Key player for Michigan: RB Hassan Haskins. The Wolverines led the Big Ten in rushing, and Haskins, a senior from St. Louis, is a big reason why. He had 100 yards or more in six of his team’s first 12 games this season, including 169 with five touchdowns against Ohio State, 156 against Penn State and 168 against Indiana. The Bulldogs went into the SEC championship ranked third in the FBS in run defense, allowing only 78.9 yards per game. They surrendered 115 to the Crimson Tide, but just 4.4 yards per carry. The Wolverines don’t ask quarterback Cade McNamara to do too much in the passing game, so Haskins is going to have to churn out yards on first and second downs to keep the chains moving. With two more rushing touchdowns against Iowa in the Big Ten title game, Haskins broke a 55-year-old single-season record with 20.
Key player for Georgia: TE Brock Bowers.

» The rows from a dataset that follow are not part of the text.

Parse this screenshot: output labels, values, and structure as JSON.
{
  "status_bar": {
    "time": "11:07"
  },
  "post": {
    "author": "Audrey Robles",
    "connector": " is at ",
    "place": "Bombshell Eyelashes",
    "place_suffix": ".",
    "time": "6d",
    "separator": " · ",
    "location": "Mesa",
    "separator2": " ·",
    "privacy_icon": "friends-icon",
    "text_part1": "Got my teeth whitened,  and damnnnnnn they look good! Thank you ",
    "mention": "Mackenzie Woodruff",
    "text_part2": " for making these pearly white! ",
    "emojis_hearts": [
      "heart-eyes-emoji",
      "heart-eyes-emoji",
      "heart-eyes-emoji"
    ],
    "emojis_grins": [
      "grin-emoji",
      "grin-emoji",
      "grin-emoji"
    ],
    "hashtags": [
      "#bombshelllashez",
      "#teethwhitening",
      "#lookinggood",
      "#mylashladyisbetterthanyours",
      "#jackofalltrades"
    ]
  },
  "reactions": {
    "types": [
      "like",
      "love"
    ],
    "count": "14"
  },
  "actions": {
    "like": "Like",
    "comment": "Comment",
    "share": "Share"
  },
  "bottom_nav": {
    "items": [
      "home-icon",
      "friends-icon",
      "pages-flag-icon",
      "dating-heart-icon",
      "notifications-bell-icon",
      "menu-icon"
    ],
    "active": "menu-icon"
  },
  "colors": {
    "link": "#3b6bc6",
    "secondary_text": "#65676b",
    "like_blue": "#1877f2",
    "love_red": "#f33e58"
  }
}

With star George Pickens going down in the spring with a torn ACL, and myriad other wideouts battling injuries throughout the regular season, Bowers had been the one steady force in the passing game. A freshman from Napa Valley, California, Bowers set a UGA single-season record for tight ends with 11 touchdown catches. At 6-foot-4, 230 pounds, Bowers is a nightmare matchup for opposing defenses with his speed and route running. He had 10 catches for 139 yards with one score against Alabama, setting a record for receptions by a tight end in an SEC championship game.
Matchup to watch: Georgia offensive line vs. Michigan defensive line. The Bulldogs went into the SEC championship game ranked among the country’s best in sacks allowed with only eight in the first 12 games. But Georgia surrendered three to the Crimson Tide, and the Bulldogs didn’t get much push in the running game, averaging just 3.6 yards per carry. Michigan end Aidan Hutchinson has been a one-man wrecking crew for the Wolverines in 2021, setting a single-season record with 14 sacks. Michigan had 33 sacks and 66 tackles for loss going into Saturday’s Big Ten championship game against Iowa. McShay rates Hutchinson as the No. 5 prospect overall and the No. 2 defensive end, behind Oregon’s Kayvon Thibodeaux, for the 2022 NFL draft.
X factor: Georgia QB Stetson Bennett. Bennett, a former walk-on, had been good for most of the regular season, avoiding mistakes and taking care of the football. But he had two interceptions against the Crimson Tide, including Jordan Battle’s pick-six that gave the Tide a three-touchdown lead early in the fourth quarter. And the Bulldogs couldn’t take advantage of red zone chances until it was too late.
It wasn’t all bad for Bennett. He completed 29-of-48 passes for 340 yards with three scores, but the mistakes were glaring. However, don’t look for Smart and his staff to go back to former starter JT Daniels. The onetime USC transfer has attempted only 33 passes since his last start, a 40-13 victory against South Carolina on Sept. 18. That’s considerable rust to knock off this late in the season, and with so much at stake, they’re more than likely going to keep their wagon hitched to Bennett.
“We have a decision to make every week at every position, but I have the utmost confidence in Stetson Bennett,” Smart said. “I think he did some really nice things [Saturday night]. We go and reevaluate everything all the time, but he played well. It’s a tough environment we put him in defensively, and we have to be able to run the ball and have a little bit of semblance of balance. I felt like there were times [Saturday night] where we were getting into a scoring contest because our defense didn’t get stops, and you don’t want to have to do that.”